  1. Anonymous says:

    “Education should be viewed as a factory with business as its biggest customers, and it should decide what it builds,”

    Yeah, sorry, but I don’t think Microsoft is the best place to go for examples of economic development. What else are they going to say but “any areas of your life that aren’t designed to suit us should be designed to suit us”.

    That’s DEFINITELY not the way to do economic development. A bunch of kids together can create a game, set up a website and sell unlimited numbers of them over the internet. Absolutely nothing stops them and with a little support they could be all over the place. That doesn’t mean you change the entire structure of education-you don’t need to, you just need to make sure those who can and will do it, WILL do it.

    I do agree that some educational aspects are not designed to this model. Programming is certainly not taught in public schools, wwhere it could be most readily learned by those with an interest. However, when a huge multinational corporation says ‘change your country to suit our needs’ you should run in the other direction.

    Making asinine comments like ‘you’ve got two darn nice restaurants’ does nothing to help and just shows the complete ignorance of these buffoons at corporations who appear to be almost as dumb as government workers. No doubt he had to give a speech so he could earn his money from one of the organizations that sponsored the event.

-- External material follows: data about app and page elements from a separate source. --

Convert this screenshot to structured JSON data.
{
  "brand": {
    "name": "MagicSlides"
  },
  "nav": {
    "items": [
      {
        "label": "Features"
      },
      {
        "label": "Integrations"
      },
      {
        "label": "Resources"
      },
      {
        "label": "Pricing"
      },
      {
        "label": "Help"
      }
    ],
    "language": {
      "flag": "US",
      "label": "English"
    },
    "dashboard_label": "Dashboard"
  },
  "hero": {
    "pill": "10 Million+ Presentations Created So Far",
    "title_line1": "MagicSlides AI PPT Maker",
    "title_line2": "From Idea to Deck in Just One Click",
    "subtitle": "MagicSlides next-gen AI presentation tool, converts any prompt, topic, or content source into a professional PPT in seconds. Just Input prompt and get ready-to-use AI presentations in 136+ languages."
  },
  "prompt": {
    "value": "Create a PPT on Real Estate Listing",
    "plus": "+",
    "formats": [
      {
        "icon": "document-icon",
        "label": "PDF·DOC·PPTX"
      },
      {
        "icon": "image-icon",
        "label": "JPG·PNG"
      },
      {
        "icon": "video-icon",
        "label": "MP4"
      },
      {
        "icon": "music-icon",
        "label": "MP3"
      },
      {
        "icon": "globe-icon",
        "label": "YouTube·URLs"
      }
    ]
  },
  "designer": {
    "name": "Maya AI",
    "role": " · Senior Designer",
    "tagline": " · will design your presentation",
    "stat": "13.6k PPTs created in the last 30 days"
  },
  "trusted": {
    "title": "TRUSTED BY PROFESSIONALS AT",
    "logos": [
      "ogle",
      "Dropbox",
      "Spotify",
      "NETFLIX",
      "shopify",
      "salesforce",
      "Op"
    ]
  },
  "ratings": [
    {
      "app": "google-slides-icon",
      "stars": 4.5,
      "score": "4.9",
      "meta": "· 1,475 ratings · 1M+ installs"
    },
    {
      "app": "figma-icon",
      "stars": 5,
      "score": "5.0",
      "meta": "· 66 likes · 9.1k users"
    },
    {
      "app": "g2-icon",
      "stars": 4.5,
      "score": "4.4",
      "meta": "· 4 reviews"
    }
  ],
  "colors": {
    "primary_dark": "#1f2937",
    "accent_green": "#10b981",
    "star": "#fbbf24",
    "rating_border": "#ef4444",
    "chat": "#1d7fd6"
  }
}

    If a government wants more jobs in game development-just provide SOME incentive. I’m not against bringing a company to New Brunswick if it can be done, but why waste a resource when it sits right there.